According to Nimz, these insects have been attacking trees in areas like Kapiolani Park and Moanalua Gardens by destroying new stems and leaves.
“We’re trying different types of chemicals, injection systems,” he said.
Nimz said chemical injections into trees should be done every six to 12 months and can cost $200 to $1,500 per tree.
Arborists say the chemical injections are showing positive results. Trees at the National Memorial Cemetery of the Pacific are recovering from the chemical injections.
But because the treatment can be pricey, the problem is hard to fight.
Experts are hoping that insect populations level off, or a predator comes along that only attacks these pests, but the challenge is “finding a predator that will attack only that specific insect and not attack any of our other plants or insects that are positive ones,” Nimz said.
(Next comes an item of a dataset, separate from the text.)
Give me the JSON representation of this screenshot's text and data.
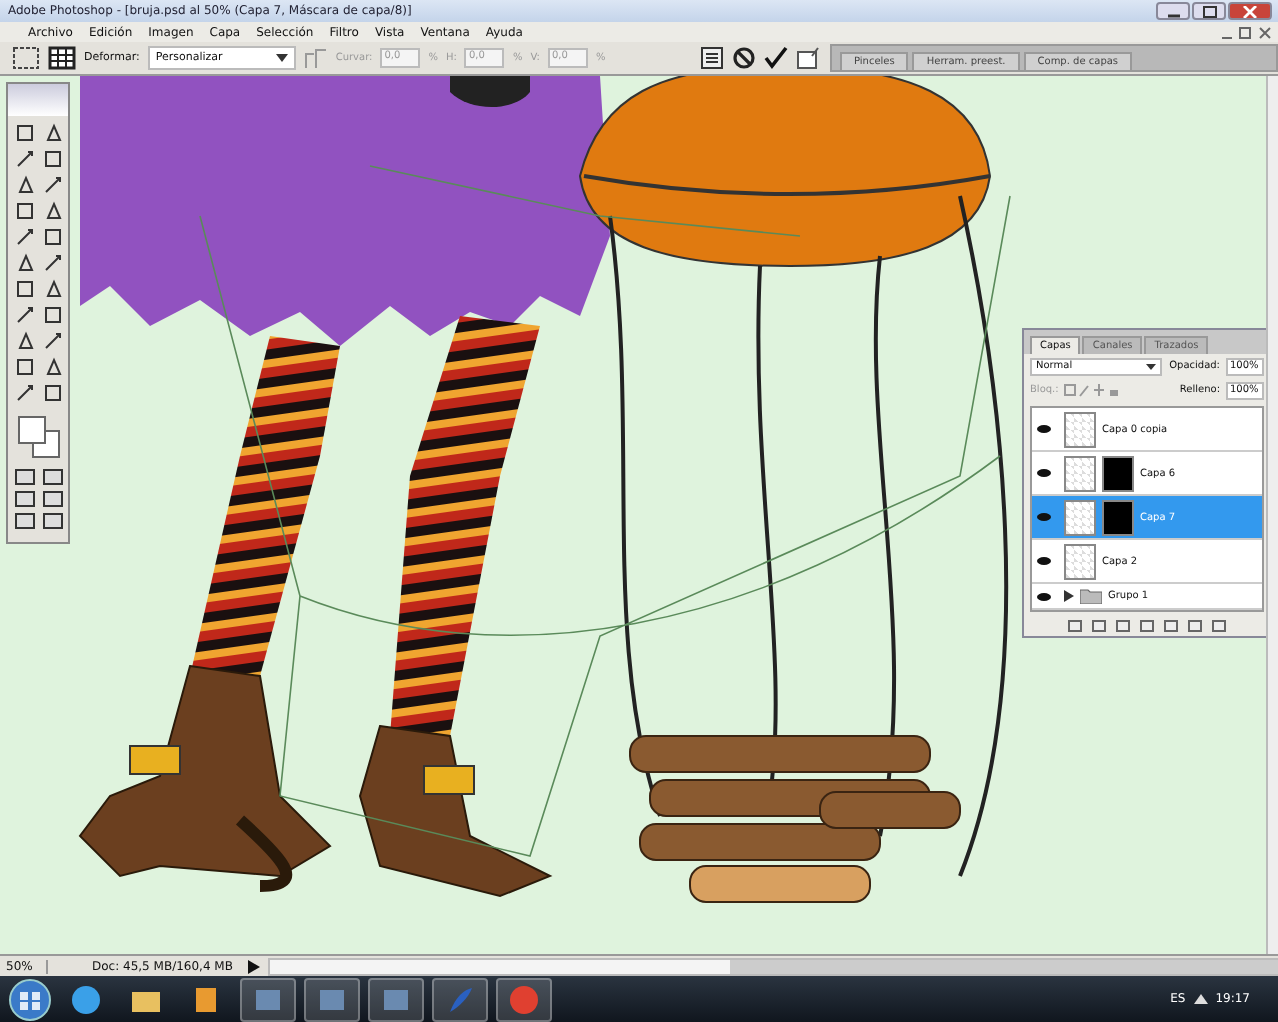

The Banyan isn’t the only type of tree these insects like. Scale were also found on mango trees, and, while they aren’t a big problem for mango trees right now, they could be later on.
Researchers at the University of Hawaii at Manoa are also treating trees on campus, because if they don’t, “I wouldn’t say they would die next morning or next week, but they will go bad,” said Zhi Qiang Cheng, UH Plant and Environmental Protection Sciences.
At least one has already died.
So far they’ve identified and treated 45 Banyan trees on campus with a pesticide, using a trunk injection system to try and prevent any further damage to the tree.
The two-year project started in July 2013 after a landscaping manager on the campus noticed a problem with the trees.
“They ask us to help them to come up with a plan to help, to protect those trees because we have 60 Chinese Banyan trees on campus. Pretty much all of them are infected,” Cheng said.
This battle is different than the one in 2005 when the gall wasp infected a number of Wiliwili trees.
Since then, the state launched a campaign to eradicate the wasp with a pesticide and a predator to help protect the trees.